== Recorded data ==
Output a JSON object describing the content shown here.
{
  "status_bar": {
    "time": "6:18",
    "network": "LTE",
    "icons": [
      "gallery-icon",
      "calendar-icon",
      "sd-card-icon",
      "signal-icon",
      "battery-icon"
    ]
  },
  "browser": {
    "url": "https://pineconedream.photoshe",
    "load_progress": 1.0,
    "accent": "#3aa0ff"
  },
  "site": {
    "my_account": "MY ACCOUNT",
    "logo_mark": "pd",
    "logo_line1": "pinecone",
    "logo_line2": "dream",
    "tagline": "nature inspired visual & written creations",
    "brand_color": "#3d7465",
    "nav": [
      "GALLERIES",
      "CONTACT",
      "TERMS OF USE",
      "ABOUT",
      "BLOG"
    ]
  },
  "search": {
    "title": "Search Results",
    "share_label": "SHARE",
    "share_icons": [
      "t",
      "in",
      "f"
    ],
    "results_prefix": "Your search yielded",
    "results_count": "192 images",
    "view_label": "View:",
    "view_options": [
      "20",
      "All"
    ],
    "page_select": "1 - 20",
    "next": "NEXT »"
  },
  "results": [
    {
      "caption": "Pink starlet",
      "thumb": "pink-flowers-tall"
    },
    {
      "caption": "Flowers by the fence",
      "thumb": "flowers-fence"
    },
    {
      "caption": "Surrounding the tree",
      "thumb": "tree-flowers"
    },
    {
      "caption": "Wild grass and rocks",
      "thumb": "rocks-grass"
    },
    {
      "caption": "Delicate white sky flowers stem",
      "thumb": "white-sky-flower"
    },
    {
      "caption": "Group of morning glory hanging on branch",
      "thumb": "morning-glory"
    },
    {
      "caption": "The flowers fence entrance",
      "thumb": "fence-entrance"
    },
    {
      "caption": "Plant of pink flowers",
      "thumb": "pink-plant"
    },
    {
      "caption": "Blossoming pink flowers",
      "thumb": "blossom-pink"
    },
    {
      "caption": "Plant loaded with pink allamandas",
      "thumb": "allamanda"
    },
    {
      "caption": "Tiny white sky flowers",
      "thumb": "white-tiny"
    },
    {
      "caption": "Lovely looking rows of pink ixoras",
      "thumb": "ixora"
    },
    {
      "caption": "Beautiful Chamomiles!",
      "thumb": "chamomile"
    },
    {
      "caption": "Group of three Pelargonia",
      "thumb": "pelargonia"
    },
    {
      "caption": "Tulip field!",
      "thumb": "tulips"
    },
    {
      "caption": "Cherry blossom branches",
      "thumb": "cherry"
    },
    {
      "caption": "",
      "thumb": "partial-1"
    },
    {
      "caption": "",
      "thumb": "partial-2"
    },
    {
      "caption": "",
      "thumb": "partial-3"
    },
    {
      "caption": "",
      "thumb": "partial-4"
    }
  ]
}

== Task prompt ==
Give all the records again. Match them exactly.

== Result ==
Output a JSON object describing the content shown here.
{
  "status_bar": {
    "time": "6:18",
    "network": "LTE",
    "icons": [
      "gallery-icon",
      "calendar-icon",
      "sd-card-icon",
      "signal-icon",
      "battery-icon"
    ]
  },
  "browser": {
    "url": "https://pineconedream.photoshe",
    "load_progress": 1.0,
    "accent": "#3aa0ff"
  },
  "site": {
    "my_account": "MY ACCOUNT",
    "logo_mark": "pd",
    "logo_line1": "pinecone",
    "logo_line2": "dream",
    "tagline": "nature inspired visual & written creations",
    "brand_color": "#3d7465",
    "nav": [
      "GALLERIES",
      "CONTACT",
      "TERMS OF USE",
      "ABOUT",
      "BLOG"
    ]
  },
  "search": {
    "title": "Search Results",
    "share_label": "SHARE",
    "share_icons": [
      "t",
      "in",
      "f"
    ],
    "results_prefix": "Your search yielded",
    "results_count": "192 images",
    "view_label": "View:",
    "view_options": [
      "20",
      "All"
    ],
    "page_select": "1 - 20",
    "next": "NEXT »"
  },
  "results": [
    {
      "caption": "Pink starlet",
      "thumb": "pink-flowers-tall"
    },
    {
      "caption": "Flowers by the fence",
      "thumb": "flowers-fence"
    },
    {
      "caption": "Surrounding the tree",
      "thumb": "tree-flowers"
    },
    {
      "caption": "Wild grass and rocks",
      "thumb": "rocks-grass"
    },
    {
      "caption": "Delicate white sky flowers stem",
      "thumb": "white-sky-flower"
    },
    {
      "caption": "Group of morning glory hanging on branch",
      "thumb": "morning-glory"
    },
    {
      "caption": "The flowers fence entrance",
      "thumb": "fence-entrance"
    },
    {
      "caption": "Plant of pink flowers",
      "thumb": "pink-plant"
    },
    {
      "caption": "Blossoming pink flowers",
      "thumb": "blossom-pink"
    },
    {
      "caption": "Plant loaded with pink allamandas",
      "thumb": "allamanda"
    },
    {
      "caption": "Tiny white sky flowers",
      "thumb": "white-tiny"
    },
    {
      "caption": "Lovely looking rows of pink ixoras",
      "thumb": "ixora"
    },
    {
      "caption": "Beautiful Chamomiles!",
      "thumb": "chamomile"
    },
    {
      "caption": "Group of three Pelargonia",
      "thumb": "pelargonia"
    },
    {
      "caption": "Tulip field!",
      "thumb": "tulips"
    },
    {
      "caption": "Cherry blossom branches",
      "thumb": "cherry"
    },
    {
      "caption": "",
      "thumb": "partial-1"
    },
    {
      "caption": "",
      "thumb": "partial-2"
    },
    {
      "caption": "",
      "thumb": "partial-3"
    },
    {
      "caption": "",
      "thumb": "partial-4"
    }
  ]
}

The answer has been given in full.